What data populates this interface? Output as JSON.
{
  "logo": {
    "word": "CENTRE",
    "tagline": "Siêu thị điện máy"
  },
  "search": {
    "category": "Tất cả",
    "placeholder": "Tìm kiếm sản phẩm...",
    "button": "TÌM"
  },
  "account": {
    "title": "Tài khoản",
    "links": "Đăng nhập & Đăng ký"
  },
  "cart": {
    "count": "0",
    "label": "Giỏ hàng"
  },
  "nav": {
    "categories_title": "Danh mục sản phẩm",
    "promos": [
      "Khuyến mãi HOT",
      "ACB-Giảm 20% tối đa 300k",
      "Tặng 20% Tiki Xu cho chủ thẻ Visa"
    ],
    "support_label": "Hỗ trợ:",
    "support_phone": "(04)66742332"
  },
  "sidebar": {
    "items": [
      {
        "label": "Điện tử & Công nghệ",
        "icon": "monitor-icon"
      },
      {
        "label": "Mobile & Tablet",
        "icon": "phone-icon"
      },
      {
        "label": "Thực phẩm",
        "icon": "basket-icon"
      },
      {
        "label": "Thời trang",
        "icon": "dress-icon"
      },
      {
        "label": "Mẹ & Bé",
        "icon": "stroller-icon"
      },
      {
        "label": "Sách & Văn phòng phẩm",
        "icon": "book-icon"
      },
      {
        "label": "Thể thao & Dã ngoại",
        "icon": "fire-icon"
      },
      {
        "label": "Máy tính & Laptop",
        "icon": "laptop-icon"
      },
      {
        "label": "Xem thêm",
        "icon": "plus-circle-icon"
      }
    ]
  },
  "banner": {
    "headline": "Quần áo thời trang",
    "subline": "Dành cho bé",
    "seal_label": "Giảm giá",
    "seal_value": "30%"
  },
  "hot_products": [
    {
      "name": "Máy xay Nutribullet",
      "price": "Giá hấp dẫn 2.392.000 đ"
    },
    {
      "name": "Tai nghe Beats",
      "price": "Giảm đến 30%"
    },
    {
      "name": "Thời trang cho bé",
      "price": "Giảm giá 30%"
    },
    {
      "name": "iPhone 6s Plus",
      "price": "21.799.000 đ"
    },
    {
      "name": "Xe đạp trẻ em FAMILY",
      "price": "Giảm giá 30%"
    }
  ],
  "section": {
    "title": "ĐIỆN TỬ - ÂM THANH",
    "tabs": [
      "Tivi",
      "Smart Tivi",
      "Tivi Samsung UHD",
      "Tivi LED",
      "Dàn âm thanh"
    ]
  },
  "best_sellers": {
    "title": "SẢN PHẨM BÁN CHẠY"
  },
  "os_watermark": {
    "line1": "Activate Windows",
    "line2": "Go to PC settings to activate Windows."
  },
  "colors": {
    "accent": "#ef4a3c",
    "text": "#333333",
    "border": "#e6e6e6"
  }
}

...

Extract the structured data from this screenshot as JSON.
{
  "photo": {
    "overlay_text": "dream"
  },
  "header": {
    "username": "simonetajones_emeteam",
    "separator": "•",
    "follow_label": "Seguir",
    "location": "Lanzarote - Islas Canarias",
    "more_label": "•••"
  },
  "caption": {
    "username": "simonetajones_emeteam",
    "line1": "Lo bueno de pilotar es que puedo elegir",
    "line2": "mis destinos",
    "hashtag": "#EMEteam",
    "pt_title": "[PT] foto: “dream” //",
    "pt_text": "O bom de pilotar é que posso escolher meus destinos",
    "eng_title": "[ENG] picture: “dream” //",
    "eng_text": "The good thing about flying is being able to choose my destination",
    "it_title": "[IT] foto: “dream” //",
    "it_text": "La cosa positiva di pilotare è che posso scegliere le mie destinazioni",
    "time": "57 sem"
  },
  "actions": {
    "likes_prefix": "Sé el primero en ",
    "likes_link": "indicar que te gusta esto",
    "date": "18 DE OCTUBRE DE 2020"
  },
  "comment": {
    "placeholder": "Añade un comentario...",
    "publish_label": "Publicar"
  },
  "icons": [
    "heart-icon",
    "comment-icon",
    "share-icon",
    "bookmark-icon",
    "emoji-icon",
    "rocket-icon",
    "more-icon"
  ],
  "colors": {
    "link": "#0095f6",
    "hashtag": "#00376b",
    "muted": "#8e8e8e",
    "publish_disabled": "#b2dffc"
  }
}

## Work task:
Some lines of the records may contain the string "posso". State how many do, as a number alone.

## Response to the task:
2